Exercise prompt: The expected output is each line below containing "heading", copied in full.

Available data:
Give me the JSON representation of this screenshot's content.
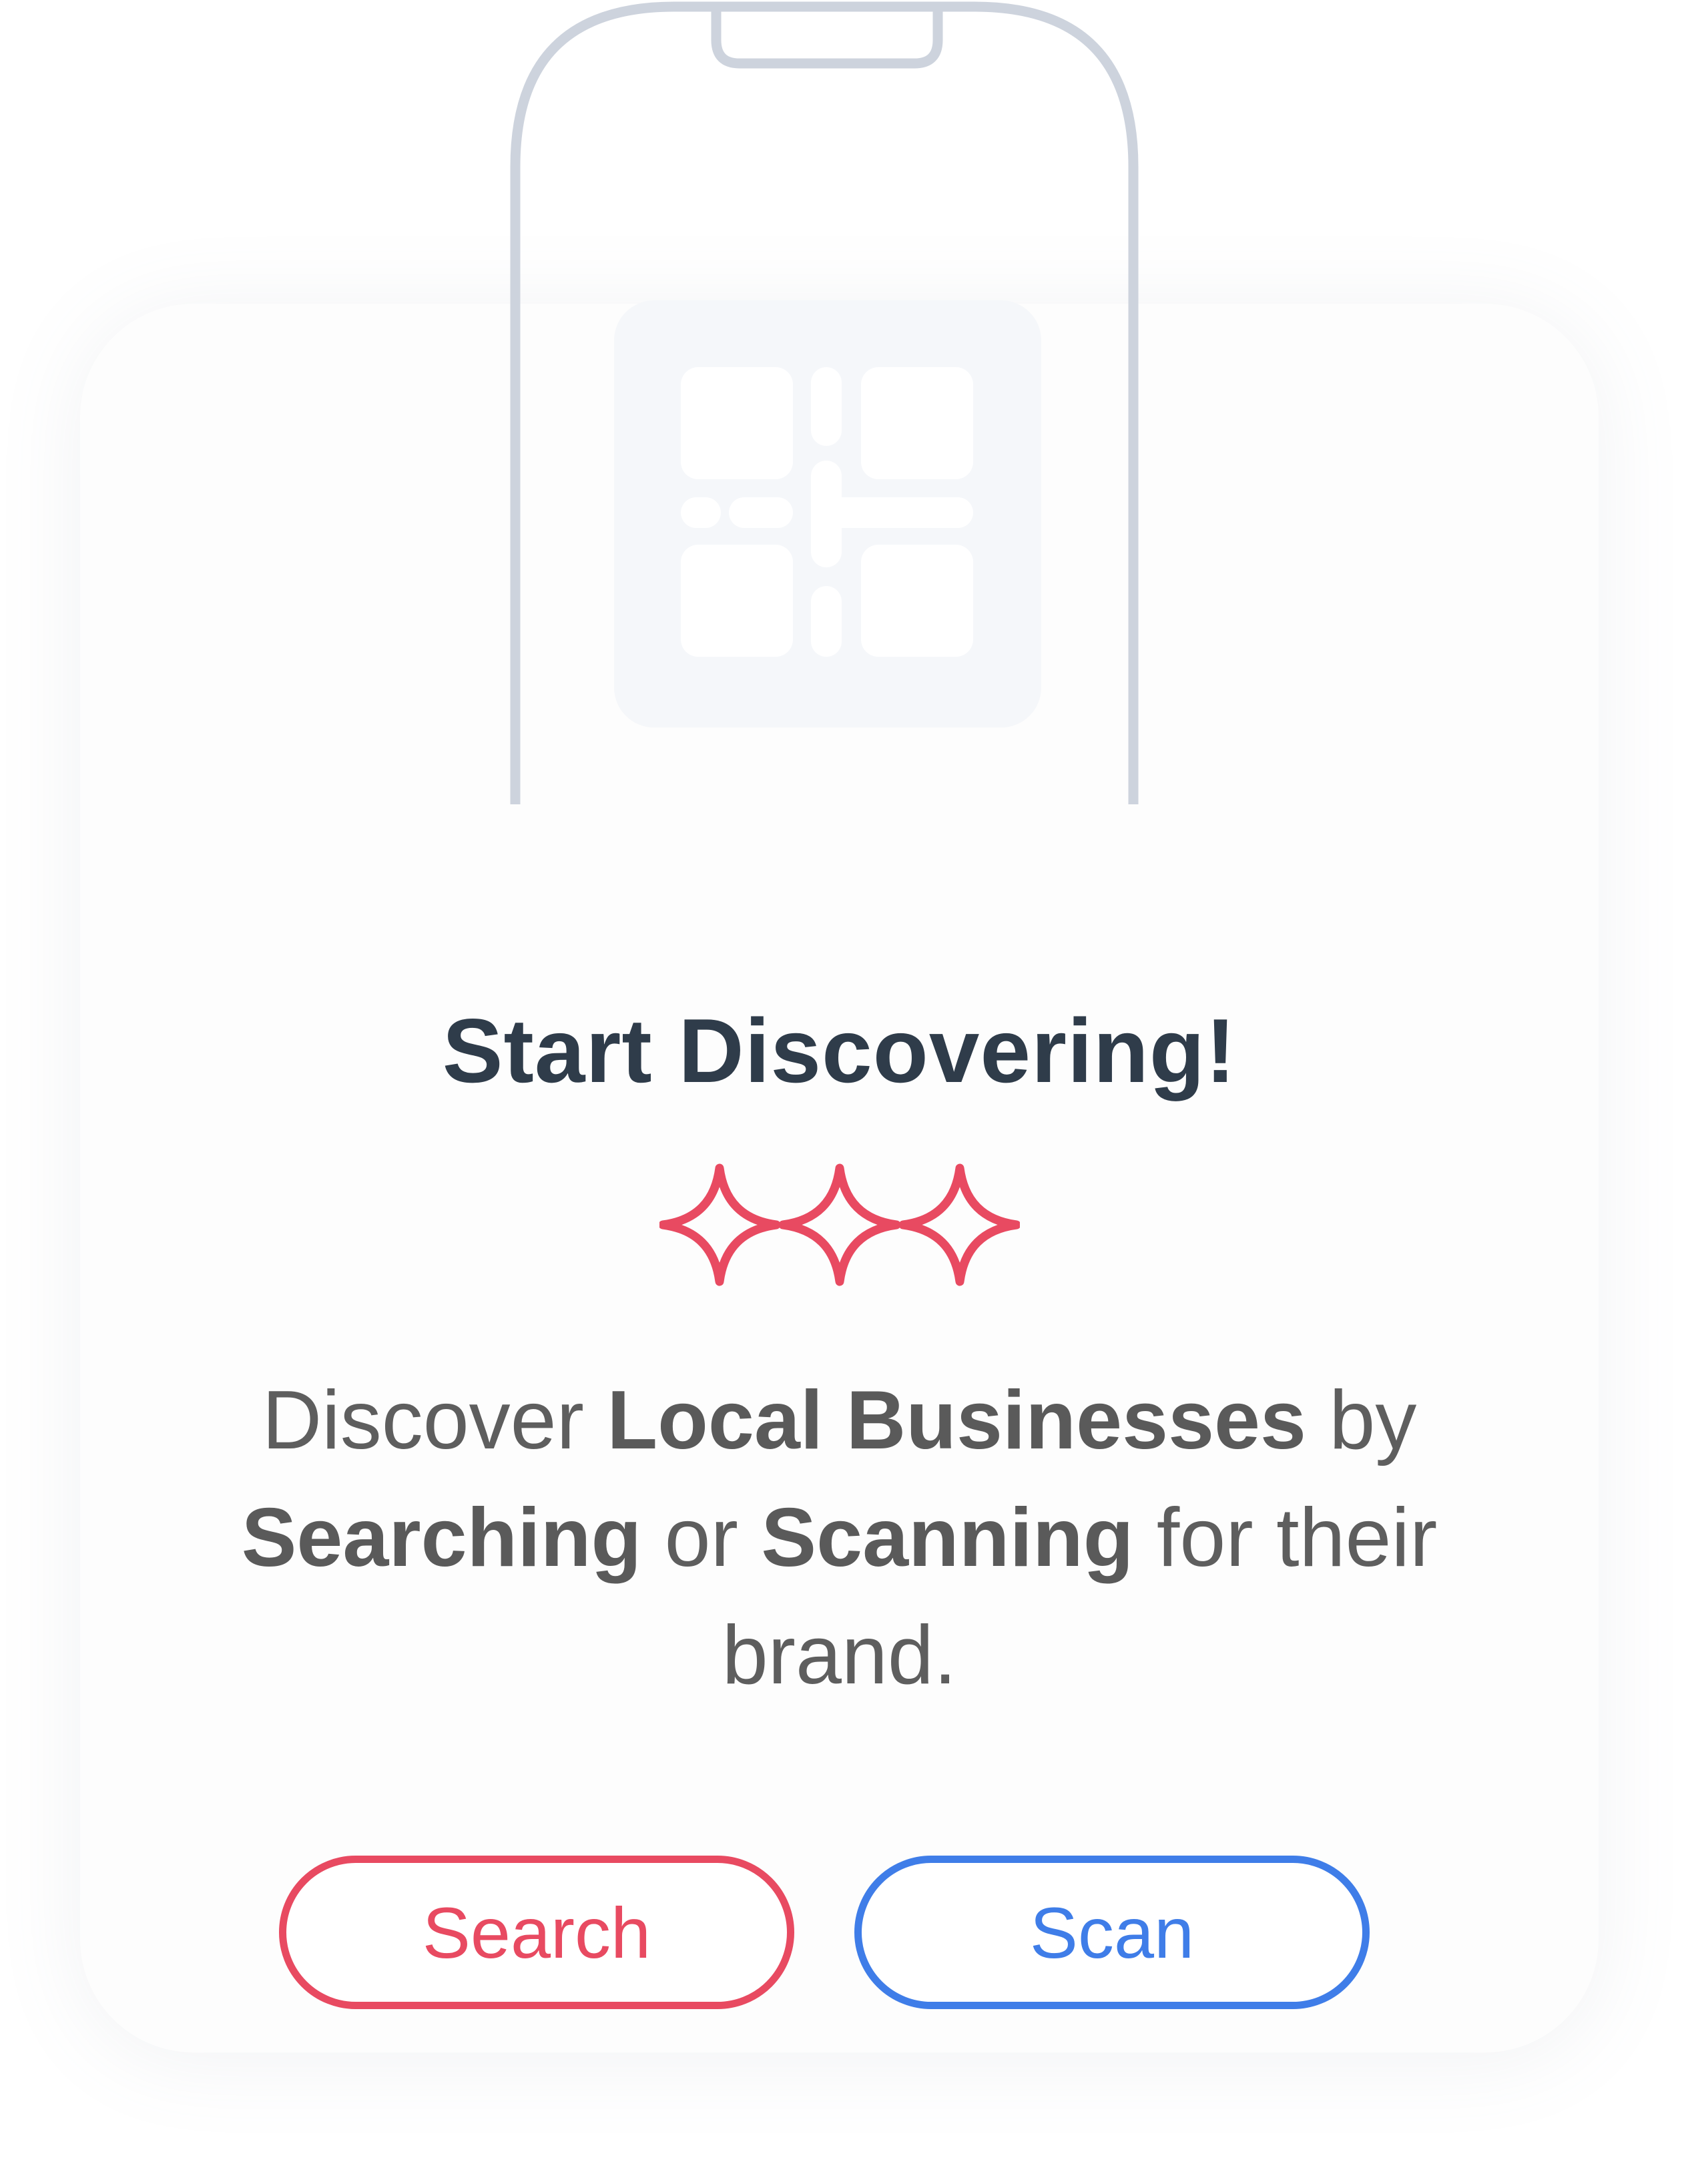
{
  "heading": "Start Discovering!",
  "description": {
    "part1": "Discover ",
    "bold1": "Local Businesses",
    "part2": " by ",
    "bold2": "Searching",
    "part3": " or ",
    "bold3": "Scanning",
    "part4": " for their brand."
  },
  "buttons": {
    "search_label": "Search",
    "scan_label": "Scan"
  },
  "colors": {
    "heading": "#2f3c4a",
    "accent_red": "#e84a61",
    "accent_blue": "#3f7de8",
    "phone_outline": "#cdd3dd",
    "qr_background": "#f5f7fa"
  },
  "icons": {
    "illustration": "phone-qr-illustration",
    "sparkles": "sparkles-icon"
  }
}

Answer below:
  "heading": "Start Discovering!",
    "heading": "#2f3c4a",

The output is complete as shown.